# [Aim of the exercise]
Every line in the records below that holds the word "photo" is to be copied.

(Dataset entries)
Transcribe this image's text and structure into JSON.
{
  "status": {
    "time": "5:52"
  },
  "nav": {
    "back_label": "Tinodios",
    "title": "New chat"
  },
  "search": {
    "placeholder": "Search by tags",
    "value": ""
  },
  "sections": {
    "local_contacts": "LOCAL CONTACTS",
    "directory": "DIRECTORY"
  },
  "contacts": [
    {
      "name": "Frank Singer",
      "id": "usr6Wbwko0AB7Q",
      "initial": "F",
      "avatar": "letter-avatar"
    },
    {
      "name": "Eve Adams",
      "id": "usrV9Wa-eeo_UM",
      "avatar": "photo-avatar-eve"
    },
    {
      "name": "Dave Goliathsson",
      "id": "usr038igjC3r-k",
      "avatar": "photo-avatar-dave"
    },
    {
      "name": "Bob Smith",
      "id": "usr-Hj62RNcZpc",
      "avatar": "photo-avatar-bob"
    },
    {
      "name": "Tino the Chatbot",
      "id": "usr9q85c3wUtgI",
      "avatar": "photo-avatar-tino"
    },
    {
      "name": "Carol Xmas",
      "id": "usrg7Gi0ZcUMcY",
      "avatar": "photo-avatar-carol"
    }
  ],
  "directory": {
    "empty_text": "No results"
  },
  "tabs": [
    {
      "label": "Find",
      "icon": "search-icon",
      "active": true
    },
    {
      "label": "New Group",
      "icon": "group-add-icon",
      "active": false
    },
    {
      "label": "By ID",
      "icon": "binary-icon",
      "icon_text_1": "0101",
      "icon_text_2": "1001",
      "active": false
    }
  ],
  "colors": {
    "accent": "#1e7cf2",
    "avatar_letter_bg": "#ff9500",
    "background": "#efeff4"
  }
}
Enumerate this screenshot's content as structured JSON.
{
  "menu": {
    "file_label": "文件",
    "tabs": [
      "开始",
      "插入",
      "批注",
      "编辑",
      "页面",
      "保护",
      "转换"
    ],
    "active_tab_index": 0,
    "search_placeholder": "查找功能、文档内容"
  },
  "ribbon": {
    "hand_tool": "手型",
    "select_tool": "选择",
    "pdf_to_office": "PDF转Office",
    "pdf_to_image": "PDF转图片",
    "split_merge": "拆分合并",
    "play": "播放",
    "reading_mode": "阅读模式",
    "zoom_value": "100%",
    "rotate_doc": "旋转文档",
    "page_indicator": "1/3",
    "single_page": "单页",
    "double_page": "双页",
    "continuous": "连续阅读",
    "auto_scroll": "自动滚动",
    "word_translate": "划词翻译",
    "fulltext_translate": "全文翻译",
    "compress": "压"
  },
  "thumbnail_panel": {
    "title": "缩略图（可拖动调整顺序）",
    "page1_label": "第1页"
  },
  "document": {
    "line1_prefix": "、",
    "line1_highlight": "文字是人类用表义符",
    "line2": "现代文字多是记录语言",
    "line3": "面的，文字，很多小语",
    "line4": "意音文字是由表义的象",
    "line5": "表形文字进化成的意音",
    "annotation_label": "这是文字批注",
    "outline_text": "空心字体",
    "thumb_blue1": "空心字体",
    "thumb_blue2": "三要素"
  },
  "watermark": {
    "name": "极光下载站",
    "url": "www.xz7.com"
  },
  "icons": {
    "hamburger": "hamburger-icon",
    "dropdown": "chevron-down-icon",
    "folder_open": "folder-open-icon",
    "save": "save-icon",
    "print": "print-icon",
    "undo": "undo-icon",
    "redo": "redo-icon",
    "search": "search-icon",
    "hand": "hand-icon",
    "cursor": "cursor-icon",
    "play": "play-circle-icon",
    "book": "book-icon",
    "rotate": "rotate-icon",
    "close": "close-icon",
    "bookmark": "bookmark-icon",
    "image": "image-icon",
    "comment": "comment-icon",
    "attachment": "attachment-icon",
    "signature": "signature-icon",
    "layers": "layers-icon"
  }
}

# [Reply to the task]
      "avatar": "photo-avatar-eve"
      "avatar": "photo-avatar-dave"
      "avatar": "photo-avatar-bob"
      "avatar": "photo-avatar-tino"
      "avatar": "photo-avatar-carol"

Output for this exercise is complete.